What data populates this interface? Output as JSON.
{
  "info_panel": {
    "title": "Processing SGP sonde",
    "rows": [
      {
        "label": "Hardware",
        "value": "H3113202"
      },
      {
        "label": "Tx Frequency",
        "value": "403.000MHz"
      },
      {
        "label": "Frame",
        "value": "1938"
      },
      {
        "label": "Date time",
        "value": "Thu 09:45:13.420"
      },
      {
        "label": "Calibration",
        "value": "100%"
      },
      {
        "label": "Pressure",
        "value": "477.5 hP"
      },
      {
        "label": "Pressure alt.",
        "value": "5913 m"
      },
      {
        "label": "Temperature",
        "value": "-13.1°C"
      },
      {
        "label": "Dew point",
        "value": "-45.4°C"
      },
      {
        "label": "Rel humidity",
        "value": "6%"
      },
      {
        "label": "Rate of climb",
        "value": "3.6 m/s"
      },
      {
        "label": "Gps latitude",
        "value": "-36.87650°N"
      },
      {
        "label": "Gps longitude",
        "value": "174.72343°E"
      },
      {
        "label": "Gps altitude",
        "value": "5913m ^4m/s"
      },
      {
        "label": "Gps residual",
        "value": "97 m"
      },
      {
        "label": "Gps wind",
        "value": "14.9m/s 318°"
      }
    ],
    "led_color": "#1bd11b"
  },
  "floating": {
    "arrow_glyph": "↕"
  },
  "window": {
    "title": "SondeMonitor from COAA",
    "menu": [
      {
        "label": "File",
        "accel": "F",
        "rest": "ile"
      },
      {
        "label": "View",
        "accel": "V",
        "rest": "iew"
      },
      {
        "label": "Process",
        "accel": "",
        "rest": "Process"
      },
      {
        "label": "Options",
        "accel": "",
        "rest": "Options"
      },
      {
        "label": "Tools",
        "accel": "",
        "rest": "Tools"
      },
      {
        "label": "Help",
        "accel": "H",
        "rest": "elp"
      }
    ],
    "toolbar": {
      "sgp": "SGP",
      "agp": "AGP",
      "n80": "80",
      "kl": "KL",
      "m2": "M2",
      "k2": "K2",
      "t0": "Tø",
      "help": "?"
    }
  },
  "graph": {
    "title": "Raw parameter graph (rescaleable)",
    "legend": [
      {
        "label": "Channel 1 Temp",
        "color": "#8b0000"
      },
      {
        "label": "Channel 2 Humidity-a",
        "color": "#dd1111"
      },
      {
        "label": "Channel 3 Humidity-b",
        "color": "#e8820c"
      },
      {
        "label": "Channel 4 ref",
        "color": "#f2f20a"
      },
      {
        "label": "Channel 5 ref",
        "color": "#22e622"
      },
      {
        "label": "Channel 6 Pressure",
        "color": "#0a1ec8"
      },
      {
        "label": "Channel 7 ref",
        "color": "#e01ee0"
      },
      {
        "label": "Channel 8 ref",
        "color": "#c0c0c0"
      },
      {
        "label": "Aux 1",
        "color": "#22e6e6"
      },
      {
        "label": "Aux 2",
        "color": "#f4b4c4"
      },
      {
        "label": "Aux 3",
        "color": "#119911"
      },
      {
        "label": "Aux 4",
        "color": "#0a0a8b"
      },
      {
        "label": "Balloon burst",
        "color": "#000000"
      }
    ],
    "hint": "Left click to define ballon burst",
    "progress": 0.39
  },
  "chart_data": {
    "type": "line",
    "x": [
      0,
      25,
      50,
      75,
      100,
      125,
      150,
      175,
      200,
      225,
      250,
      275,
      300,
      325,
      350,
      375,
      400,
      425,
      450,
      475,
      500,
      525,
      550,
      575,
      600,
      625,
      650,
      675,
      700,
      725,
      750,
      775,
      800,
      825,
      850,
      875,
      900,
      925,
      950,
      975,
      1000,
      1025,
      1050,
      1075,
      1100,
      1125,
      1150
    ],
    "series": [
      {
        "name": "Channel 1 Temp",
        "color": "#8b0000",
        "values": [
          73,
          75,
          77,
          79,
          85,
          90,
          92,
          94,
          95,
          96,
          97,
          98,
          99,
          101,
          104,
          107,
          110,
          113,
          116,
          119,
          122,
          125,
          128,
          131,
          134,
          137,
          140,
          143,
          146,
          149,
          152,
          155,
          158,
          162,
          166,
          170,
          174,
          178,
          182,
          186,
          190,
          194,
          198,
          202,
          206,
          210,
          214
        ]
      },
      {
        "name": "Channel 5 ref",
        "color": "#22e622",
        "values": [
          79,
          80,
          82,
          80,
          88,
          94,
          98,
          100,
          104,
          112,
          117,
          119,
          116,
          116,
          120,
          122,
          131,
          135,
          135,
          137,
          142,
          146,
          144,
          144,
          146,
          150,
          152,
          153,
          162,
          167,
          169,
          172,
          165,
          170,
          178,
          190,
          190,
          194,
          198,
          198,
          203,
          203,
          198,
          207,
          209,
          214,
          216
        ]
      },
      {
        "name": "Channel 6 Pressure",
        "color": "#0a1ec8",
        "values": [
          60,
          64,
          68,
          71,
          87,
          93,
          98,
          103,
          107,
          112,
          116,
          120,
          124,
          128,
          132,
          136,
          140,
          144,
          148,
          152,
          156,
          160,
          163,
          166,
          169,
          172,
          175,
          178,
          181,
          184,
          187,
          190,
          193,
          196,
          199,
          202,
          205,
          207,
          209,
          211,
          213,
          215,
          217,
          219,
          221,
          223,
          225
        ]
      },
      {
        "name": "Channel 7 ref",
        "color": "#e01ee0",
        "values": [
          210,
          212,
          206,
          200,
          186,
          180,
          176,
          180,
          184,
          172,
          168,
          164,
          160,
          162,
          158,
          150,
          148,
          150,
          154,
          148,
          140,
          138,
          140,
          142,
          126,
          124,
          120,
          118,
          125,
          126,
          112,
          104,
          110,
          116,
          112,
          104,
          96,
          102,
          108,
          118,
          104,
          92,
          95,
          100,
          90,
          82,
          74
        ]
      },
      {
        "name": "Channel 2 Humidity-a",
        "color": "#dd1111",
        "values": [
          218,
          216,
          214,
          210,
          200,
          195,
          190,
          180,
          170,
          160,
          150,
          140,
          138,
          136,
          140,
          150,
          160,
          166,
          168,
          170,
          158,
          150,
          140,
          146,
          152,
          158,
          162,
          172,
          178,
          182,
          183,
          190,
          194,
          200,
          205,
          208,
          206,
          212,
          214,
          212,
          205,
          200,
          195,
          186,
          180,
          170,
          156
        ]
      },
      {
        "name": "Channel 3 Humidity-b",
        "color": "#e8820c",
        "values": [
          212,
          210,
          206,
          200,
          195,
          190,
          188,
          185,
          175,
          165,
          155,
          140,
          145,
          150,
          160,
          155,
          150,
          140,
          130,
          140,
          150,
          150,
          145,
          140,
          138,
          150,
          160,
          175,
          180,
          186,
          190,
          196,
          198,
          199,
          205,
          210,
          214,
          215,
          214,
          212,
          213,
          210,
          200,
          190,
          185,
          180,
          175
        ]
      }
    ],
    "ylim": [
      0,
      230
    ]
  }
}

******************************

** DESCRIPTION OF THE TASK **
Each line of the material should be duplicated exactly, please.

** THE ANSWER **
What data populates this interface? Output as JSON.
{
  "info_panel": {
    "title": "Processing SGP sonde",
    "rows": [
      {
        "label": "Hardware",
        "value": "H3113202"
      },
      {
        "label": "Tx Frequency",
        "value": "403.000MHz"
      },
      {
        "label": "Frame",
        "value": "1938"
      },
      {
        "label": "Date time",
        "value": "Thu 09:45:13.420"
      },
      {
        "label": "Calibration",
        "value": "100%"
      },
      {
        "label": "Pressure",
        "value": "477.5 hP"
      },
      {
        "label": "Pressure alt.",
        "value": "5913 m"
      },
      {
        "label": "Temperature",
        "value": "-13.1°C"
      },
      {
        "label": "Dew point",
        "value": "-45.4°C"
      },
      {
        "label": "Rel humidity",
        "value": "6%"
      },
      {
        "label": "Rate of climb",
        "value": "3.6 m/s"
      },
      {
        "label": "Gps latitude",
        "value": "-36.87650°N"
      },
      {
        "label": "Gps longitude",
        "value": "174.72343°E"
      },
      {
        "label": "Gps altitude",
        "value": "5913m ^4m/s"
      },
      {
        "label": "Gps residual",
        "value": "97 m"
      },
      {
        "label": "Gps wind",
        "value": "14.9m/s 318°"
      }
    ],
    "led_color": "#1bd11b"
  },
  "floating": {
    "arrow_glyph": "↕"
  },
  "window": {
    "title": "SondeMonitor from COAA",
    "menu": [
      {
        "label": "File",
        "accel": "F",
        "rest": "ile"
      },
      {
        "label": "View",
        "accel": "V",
        "rest": "iew"
      },
      {
        "label": "Process",
        "accel": "",
        "rest": "Process"
      },
      {
        "label": "Options",
        "accel": "",
        "rest": "Options"
      },
      {
        "label": "Tools",
        "accel": "",
        "rest": "Tools"
      },
      {
        "label": "Help",
        "accel": "H",
        "rest": "elp"
      }
    ],
    "toolbar": {
      "sgp": "SGP",
      "agp": "AGP",
      "n80": "80",
      "kl": "KL",
      "m2": "M2",
      "k2": "K2",
      "t0": "Tø",
      "help": "?"
    }
  },
  "graph": {
    "title": "Raw parameter graph (rescaleable)",
    "legend": [
      {
        "label": "Channel 1 Temp",
        "color": "#8b0000"
      },
      {
        "label": "Channel 2 Humidity-a",
        "color": "#dd1111"
      },
      {
        "label": "Channel 3 Humidity-b",
        "color": "#e8820c"
      },
      {
        "label": "Channel 4 ref",
        "color": "#f2f20a"
      },
      {
        "label": "Channel 5 ref",
        "color": "#22e622"
      },
      {
        "label": "Channel 6 Pressure",
        "color": "#0a1ec8"
      },
      {
        "label": "Channel 7 ref",
        "color": "#e01ee0"
      },
      {
        "label": "Channel 8 ref",
        "color": "#c0c0c0"
      },
      {
        "label": "Aux 1",
        "color": "#22e6e6"
      },
      {
        "label": "Aux 2",
        "color": "#f4b4c4"
      },
      {
        "label": "Aux 3",
        "color": "#119911"
      },
      {
        "label": "Aux 4",
        "color": "#0a0a8b"
      },
      {
        "label": "Balloon burst",
        "color": "#000000"
      }
    ],
    "hint": "Left click to define ballon burst",
    "progress": 0.39
  },
  "chart_data": {
    "type": "line",
    "x": [
      0,
      25,
      50,
      75,
      100,
      125,
      150,
      175,
      200,
      225,
      250,
      275,
      300,
      325,
      350,
      375,
      400,
      425,
      450,
      475,
      500,
      525,
      550,
      575,
      600,
      625,
      650,
      675,
      700,
      725,
      750,
      775,
      800,
      825,
      850,
      875,
      900,
      925,
      950,
      975,
      1000,
      1025,
      1050,
      1075,
      1100,
      1125,
      1150
    ],
    "series": [
      {
        "name": "Channel 1 Temp",
        "color": "#8b0000",
        "values": [
          73,
          75,
          77,
          79,
          85,
          90,
          92,
          94,
          95,
          96,
          97,
          98,
          99,
          101,
          104,
          107,
          110,
          113,
          116,
          119,
          122,
          125,
          128,
          131,
          134,
          137,
          140,
          143,
          146,
          149,
          152,
          155,
          158,
          162,
          166,
          170,
          174,
          178,
          182,
          186,
          190,
          194,
          198,
          202,
          206,
          210,
          214
        ]
      },
      {
        "name": "Channel 5 ref",
        "color": "#22e622",
        "values": [
          79,
          80,
          82,
          80,
          88,
          94,
          98,
          100,
          104,
          112,
          117,
          119,
          116,
          116,
          120,
          122,
          131,
          135,
          135,
          137,
          142,
          146,
          144,
          144,
          146,
          150,
          152,
          153,
          162,
          167,
          169,
          172,
          165,
          170,
          178,
          190,
          190,
          194,
          198,
          198,
          203,
          203,
          198,
          207,
          209,
          214,
          216
        ]
      },
      {
        "name": "Channel 6 Pressure",
        "color": "#0a1ec8",
        "values": [
          60,
          64,
          68,
          71,
          87,
          93,
          98,
          103,
          107,
          112,
          116,
          120,
          124,
          128,
          132,
          136,
          140,
          144,
          148,
          152,
          156,
          160,
          163,
          166,
          169,
          172,
          175,
          178,
          181,
          184,
          187,
          190,
          193,
          196,
          199,
          202,
          205,
          207,
          209,
          211,
          213,
          215,
          217,
          219,
          221,
          223,
          225
        ]
      },
      {
        "name": "Channel 7 ref",
        "color": "#e01ee0",
        "values": [
          210,
          212,
          206,
          200,
          186,
          180,
          176,
          180,
          184,
          172,
          168,
          164,
          160,
          162,
          158,
          150,
          148,
          150,
          154,
          148,
          140,
          138,
          140,
          142,
          126,
          124,
          120,
          118,
          125,
          126,
          112,
          104,
          110,
          116,
          112,
          104,
          96,
          102,
          108,
          118,
          104,
          92,
          95,
          100,
          90,
          82,
          74
        ]
      },
      {
        "name": "Channel 2 Humidity-a",
        "color": "#dd1111",
        "values": [
          218,
          216,
          214,
          210,
          200,
          195,
          190,
          180,
          170,
          160,
          150,
          140,
          138,
          136,
          140,
          150,
          160,
          166,
          168,
          170,
          158,
          150,
          140,
          146,
          152,
          158,
          162,
          172,
          178,
          182,
          183,
          190,
          194,
          200,
          205,
          208,
          206,
          212,
          214,
          212,
          205,
          200,
          195,
          186,
          180,
          170,
          156
        ]
      },
      {
        "name": "Channel 3 Humidity-b",
        "color": "#e8820c",
        "values": [
          212,
          210,
          206,
          200,
          195,
          190,
          188,
          185,
          175,
          165,
          155,
          140,
          145,
          150,
          160,
          155,
          150,
          140,
          130,
          140,
          150,
          150,
          145,
          140,
          138,
          150,
          160,
          175,
          180,
          186,
          190,
          196,
          198,
          199,
          205,
          210,
          214,
          215,
          214,
          212,
          213,
          210,
          200,
          190,
          185,
          180,
          175
        ]
      }
    ],
    "ylim": [
      0,
      230
    ]
  }
}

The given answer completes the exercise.